--- WORK INSTRUCTIONS ---
Everything in the listing that follows should be reproduced exactly except the pictures.

--- WORKING DATA ---
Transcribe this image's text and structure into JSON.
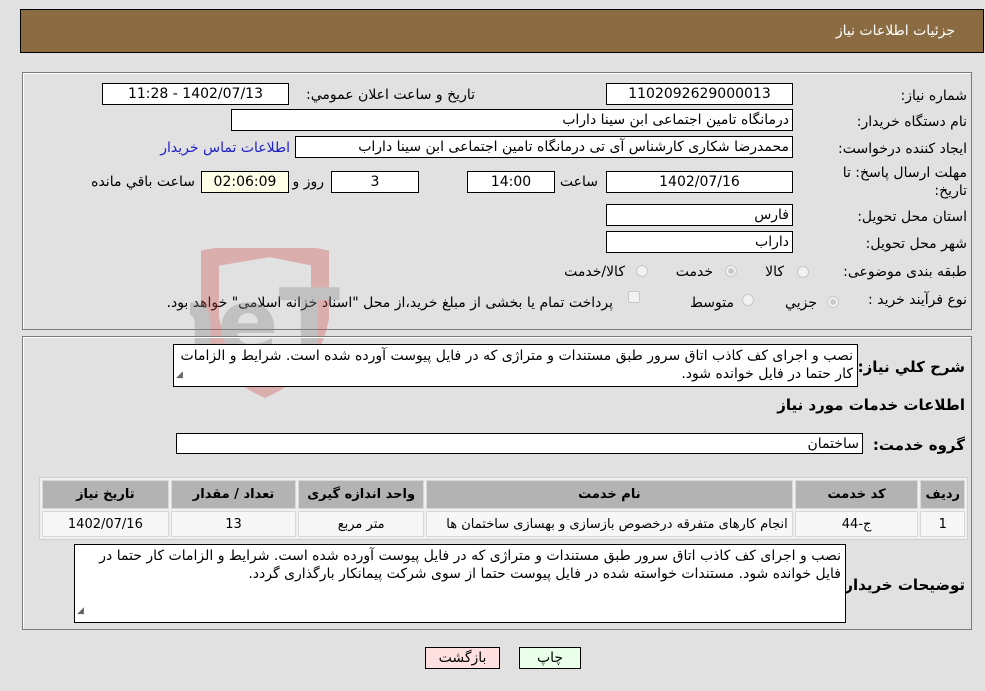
{
  "header": {
    "title": "جزئیات اطلاعات نیاز"
  },
  "details": {
    "need_number_label": "شماره نیاز:",
    "need_number": "1102092629000013",
    "announce_label": "تاریخ و ساعت اعلان عمومي:",
    "announce_value": "1402/07/13 - 11:28",
    "buyer_org_label": "نام دستگاه خريدار:",
    "buyer_org": "درمانگاه تامین اجتماعی ابن سینا داراب",
    "creator_label": "ایجاد کننده درخواست:",
    "creator": "محمدرضا شکاری کارشناس آی تی درمانگاه تامین اجتماعی ابن سینا داراب",
    "contact_link": "اطلاعات تماس خریدار",
    "deadline_label_line1": "مهلت ارسال پاسخ: تا",
    "deadline_label_line2": "تاریخ:",
    "deadline_date": "1402/07/16",
    "time_label": "ساعت",
    "deadline_time": "14:00",
    "days_value": "3",
    "days_label": "روز و",
    "remaining_time": "02:06:09",
    "remaining_label": "ساعت باقي مانده",
    "province_label": "استان محل تحویل:",
    "province": "فارس",
    "city_label": "شهر محل تحویل:",
    "city": "داراب",
    "category_label": "طبقه بندی موضوعی:",
    "category_options": [
      {
        "label": "کالا",
        "checked": false
      },
      {
        "label": "خدمت",
        "checked": true
      },
      {
        "label": "کالا/خدمت",
        "checked": false
      }
    ],
    "process_label": "نوع فرآیند خرید :",
    "process_options": [
      {
        "label": "جزيي",
        "checked": true
      },
      {
        "label": "متوسط",
        "checked": false
      }
    ],
    "treasury_note": "پرداخت تمام یا بخشی از مبلغ خرید،از محل \"اسناد خزانه اسلامی\" خواهد بود."
  },
  "summary": {
    "label": "شرح کلي نياز:",
    "text": "نصب و اجرای کف کاذب اتاق سرور طبق مستندات و متراژی که در فایل پیوست آورده شده است. شرایط و الزامات کار حتما در فایل خوانده شود."
  },
  "services": {
    "section_title": "اطلاعات خدمات مورد نیاز",
    "group_label": "گروه خدمت:",
    "group_value": "ساختمان",
    "columns": [
      "ردیف",
      "کد خدمت",
      "نام خدمت",
      "واحد اندازه گیری",
      "تعداد / مقدار",
      "تاریخ نیاز"
    ],
    "rows": [
      [
        "1",
        "ج-44",
        "انجام کارهای متفرقه درخصوص بازسازی و بهسازی ساختمان ها",
        "متر مربع",
        "13",
        "1402/07/16"
      ]
    ]
  },
  "buyer_notes": {
    "label": "توضیحات خریدار:",
    "text": "نصب و اجرای کف کاذب اتاق سرور طبق مستندات و متراژی که در فایل پیوست آورده شده است. شرایط و الزامات کار حتما در فایل خوانده شود.  مستندات خواسته شده در فایل پیوست حتما از سوی شرکت پیمانکار بارگذاری گردد."
  },
  "buttons": {
    "print": "چاپ",
    "back": "بازگشت"
  },
  "colors": {
    "header_bg": "#8b6c42",
    "print_bg": "#eaffea",
    "back_bg": "#ffe0e0",
    "link": "#2020c8"
  },
  "watermark": {
    "text": "AriaTender.neT"
  }
}
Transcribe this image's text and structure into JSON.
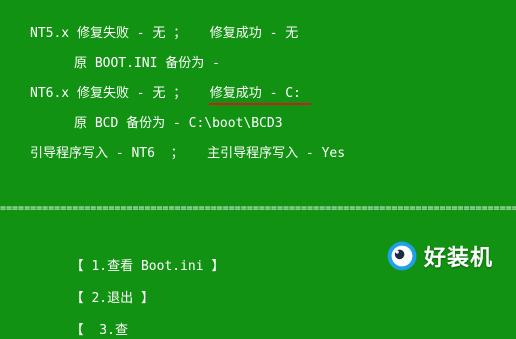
{
  "lines": [
    "NT5.x 修复失败 - 无 ；   修复成功 - 无",
    "原 BOOT.INI 备份为 -",
    "NT6.x 修复失败 - 无 ；   修复成功 - C:",
    "原 BCD 备份为 - C:\\boot\\BCD3",
    "引导程序写入 - NT6  ；   主引导程序写入 - Yes"
  ],
  "separator_text": "=============================================================================================",
  "menu": {
    "item1": "【 1.查看 Boot.ini 】",
    "item2": "【 2.退出 】",
    "item3": "【  3.查"
  },
  "watermark": {
    "text": "好装机"
  },
  "colors": {
    "background": "#129212",
    "text": "#ffffff",
    "underline": "#c81e1e"
  }
}
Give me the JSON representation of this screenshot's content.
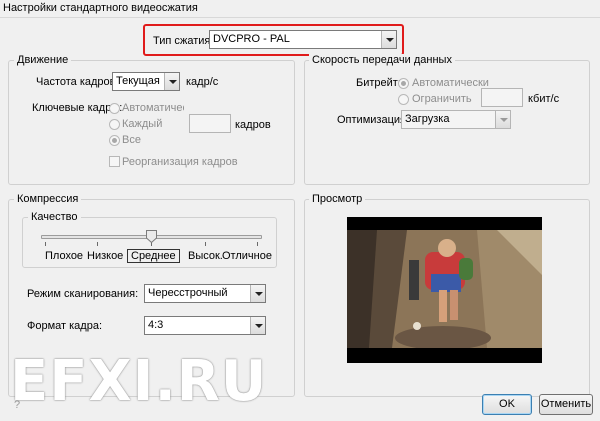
{
  "window": {
    "title": "Настройки стандартного видеосжатия"
  },
  "compression_type": {
    "label": "Тип сжатия:",
    "value": "DVCPRO - PAL"
  },
  "motion": {
    "title": "Движение",
    "frame_rate_label": "Частота кадров:",
    "frame_rate_value": "Текущая",
    "frame_rate_unit": "кадр/с",
    "keyframes_label": "Ключевые кадры:",
    "keyframe_auto": "Автоматически",
    "keyframe_every": "Каждый",
    "keyframe_every_unit": "кадров",
    "keyframe_all": "Все",
    "reorder_label": "Реорганизация кадров"
  },
  "data_rate": {
    "title": "Скорость передачи данных",
    "bitrate_label": "Битрейт:",
    "auto_label": "Автоматически",
    "limit_label": "Ограничить",
    "unit": "кбит/с",
    "optimize_label": "Оптимизация:",
    "optimize_value": "Загрузка"
  },
  "compression": {
    "title": "Компрессия",
    "quality_title": "Качество",
    "quality_levels": [
      "Плохое",
      "Низкое",
      "Среднее",
      "Высок.",
      "Отличное"
    ],
    "quality_selected_index": 2,
    "scan_label": "Режим сканирования:",
    "scan_value": "Чересстрочный",
    "aspect_label": "Формат кадра:",
    "aspect_value": "4:3"
  },
  "preview": {
    "title": "Просмотр"
  },
  "buttons": {
    "help": "?",
    "ok": "OK",
    "cancel": "Отменить"
  },
  "watermark": "EFXI.RU",
  "colors": {
    "highlight": "#e01b1b",
    "dialog_bg": "#f0f0f0"
  }
}
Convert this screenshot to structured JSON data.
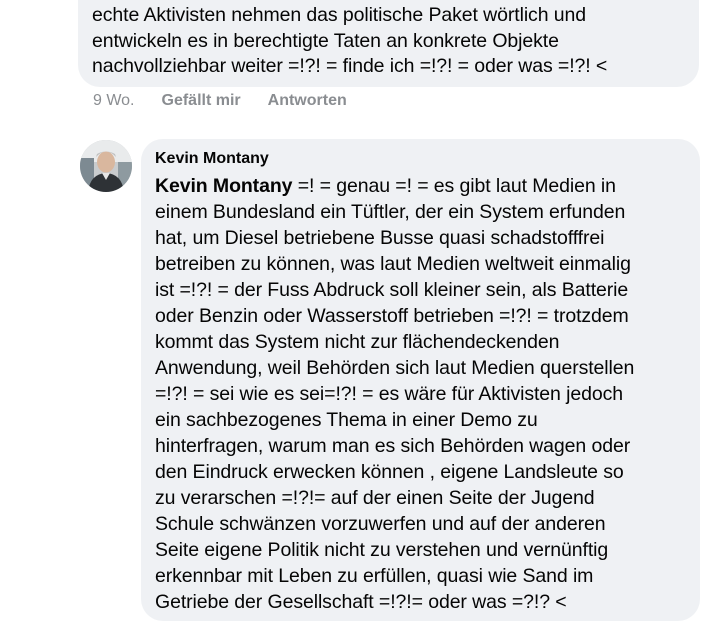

--- WRITTEN ANSWER ---
Transcribe this image's text and structure into JSON.
{
  "header": {
    "title": "جزئیات اطلاعات نیاز"
  },
  "details": {
    "need_number_label": "شماره نیاز:",
    "need_number": "1102092629000013",
    "announce_label": "تاریخ و ساعت اعلان عمومي:",
    "announce_value": "1402/07/13 - 11:28",
    "buyer_org_label": "نام دستگاه خريدار:",
    "buyer_org": "درمانگاه تامین اجتماعی ابن سینا داراب",
    "creator_label": "ایجاد کننده درخواست:",
    "creator": "محمدرضا شکاری کارشناس آی تی درمانگاه تامین اجتماعی ابن سینا داراب",
    "contact_link": "اطلاعات تماس خریدار",
    "deadline_label_line1": "مهلت ارسال پاسخ: تا",
    "deadline_label_line2": "تاریخ:",
    "deadline_date": "1402/07/16",
    "time_label": "ساعت",
    "deadline_time": "14:00",
    "days_value": "3",
    "days_label": "روز و",
    "remaining_time": "02:06:09",
    "remaining_label": "ساعت باقي مانده",
    "province_label": "استان محل تحویل:",
    "province": "فارس",
    "city_label": "شهر محل تحویل:",
    "city": "داراب",
    "category_label": "طبقه بندی موضوعی:",
    "category_options": [
      {
        "label": "کالا",
        "checked": false
      },
      {
        "label": "خدمت",
        "checked": true
      },
      {
        "label": "کالا/خدمت",
        "checked": false
      }
    ],
    "process_label": "نوع فرآیند خرید :",
    "process_options": [
      {
        "label": "جزيي",
        "checked": true
      },
      {
        "label": "متوسط",
        "checked": false
      }
    ],
    "treasury_note": "پرداخت تمام یا بخشی از مبلغ خرید،از محل \"اسناد خزانه اسلامی\" خواهد بود."
  },
  "summary": {
    "label": "شرح کلي نياز:",
    "text": "نصب و اجرای کف کاذب اتاق سرور طبق مستندات و متراژی که در فایل پیوست آورده شده است. شرایط و الزامات کار حتما در فایل خوانده شود."
  },
  "services": {
    "section_title": "اطلاعات خدمات مورد نیاز",
    "group_label": "گروه خدمت:",
    "group_value": "ساختمان",
    "columns": [
      "ردیف",
      "کد خدمت",
      "نام خدمت",
      "واحد اندازه گیری",
      "تعداد / مقدار",
      "تاریخ نیاز"
    ],
    "rows": [
      [
        "1",
        "ج-44",
        "انجام کارهای متفرقه درخصوص بازسازی و بهسازی ساختمان ها",
        "متر مربع",
        "13",
        "1402/07/16"
      ]
    ]
  },
  "buyer_notes": {
    "label": "توضیحات خریدار:",
    "text": "نصب و اجرای کف کاذب اتاق سرور طبق مستندات و متراژی که در فایل پیوست آورده شده است. شرایط و الزامات کار حتما در فایل خوانده شود.  مستندات خواسته شده در فایل پیوست حتما از سوی شرکت پیمانکار بارگذاری گردد."
  },
  "buttons": {
    "print": "چاپ",
    "back": "بازگشت"
  },
  "colors": {
    "header_bg": "#8b6c42",
    "print_bg": "#eaffea",
    "back_bg": "#ffe0e0",
    "link": "#2020c8"
  },
  "watermark": {
    "text": "AriaTender.neT"
  }
}
Transcribe this image's text and structure into JSON.
{
  "lines": [
    "NT5.x 修复失败 - 无 ；   修复成功 - 无",
    "原 BOOT.INI 备份为 -",
    "NT6.x 修复失败 - 无 ；   修复成功 - C:",
    "原 BCD 备份为 - C:\\boot\\BCD3",
    "引导程序写入 - NT6  ；   主引导程序写入 - Yes"
  ],
  "separator_text": "=============================================================================================",
  "menu": {
    "item1": "【 1.查看 Boot.ini 】",
    "item2": "【 2.退出 】",
    "item3": "【  3.查"
  },
  "watermark": {
    "text": "好装机"
  },
  "colors": {
    "background": "#129212",
    "text": "#ffffff",
    "underline": "#c81e1e"
  }
}
Give me the JSON representation of this screenshot's content.
{
  "window": {
    "title": "Настройки стандартного видеосжатия"
  },
  "compression_type": {
    "label": "Тип сжатия:",
    "value": "DVCPRO - PAL"
  },
  "motion": {
    "title": "Движение",
    "frame_rate_label": "Частота кадров:",
    "frame_rate_value": "Текущая",
    "frame_rate_unit": "кадр/с",
    "keyframes_label": "Ключевые кадры:",
    "keyframe_auto": "Автоматически",
    "keyframe_every": "Каждый",
    "keyframe_every_unit": "кадров",
    "keyframe_all": "Все",
    "reorder_label": "Реорганизация кадров"
  },
  "data_rate": {
    "title": "Скорость передачи данных",
    "bitrate_label": "Битрейт:",
    "auto_label": "Автоматически",
    "limit_label": "Ограничить",
    "unit": "кбит/с",
    "optimize_label": "Оптимизация:",
    "optimize_value": "Загрузка"
  },
  "compression": {
    "title": "Компрессия",
    "quality_title": "Качество",
    "quality_levels": [
      "Плохое",
      "Низкое",
      "Среднее",
      "Высок.",
      "Отличное"
    ],
    "quality_selected_index": 2,
    "scan_label": "Режим сканирования:",
    "scan_value": "Чересстрочный",
    "aspect_label": "Формат кадра:",
    "aspect_value": "4:3"
  },
  "preview": {
    "title": "Просмотр"
  },
  "buttons": {
    "help": "?",
    "ok": "OK",
    "cancel": "Отменить"
  },
  "watermark": "EFXI.RU",
  "colors": {
    "highlight": "#e01b1b",
    "dialog_bg": "#f0f0f0"
  }
}
Convert this screenshot to structured JSON data.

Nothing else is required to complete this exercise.